An animal of a type generally considered to be domesticated, gentle, tame, and therefore more apt to serve (or be eaten by) than to attack (or eat) its master.

Dogs, (domestic) cats, cows, geese, hamsters: these are mansuetae naturae. If such a beast causes one’s neighbour an injury, its master will only be liable if he knew[2] that the beast had a tendency to engage in the sort of perfidious behaviour which ultimately befell the plaintiff — in Rex v Huggins the mutt in question was an elderly beagle with no known history of incontinence. His master not being liable, to recover the dry-cleaning bill, Mr. Huggins joined Rex to the action. The action succeeded at first instance but was overruled on appeal.

Held, had Rex been a tiger, or a scots terrier, it might have succeeded. A similar action was found in In Re Bassett about a flatulent bloodhound who was partial to Scotch eggs.

A water reservoir is, in the eyes of the law,[3] a sort of domesticated animal with a known predisposition to leak on things. A bloodhound with a weakness for meat-covered eggs is a domesticated animal with a tendency to fart on things.

Chicken Licken is a domesticated animal with a known predisposition to drafting impenetrable disclaimers.

See also

To be contrasted with wild animals ferae naturae[4].
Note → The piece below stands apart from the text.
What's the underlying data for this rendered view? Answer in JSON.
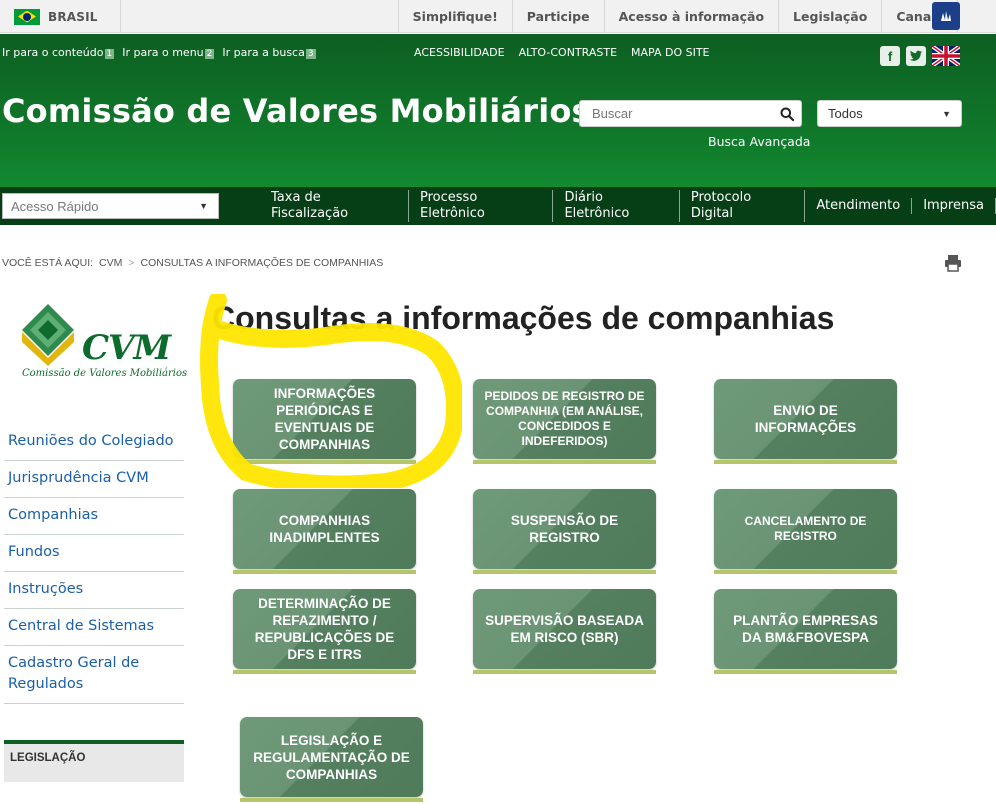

  1. or deliberately collected body of water: see Rylands v Fletcher.
  2. Or ought to have known? Not clear.
  3. Rylands v Fletcher, again.
  4. Like lions, tigers and Scots terriers.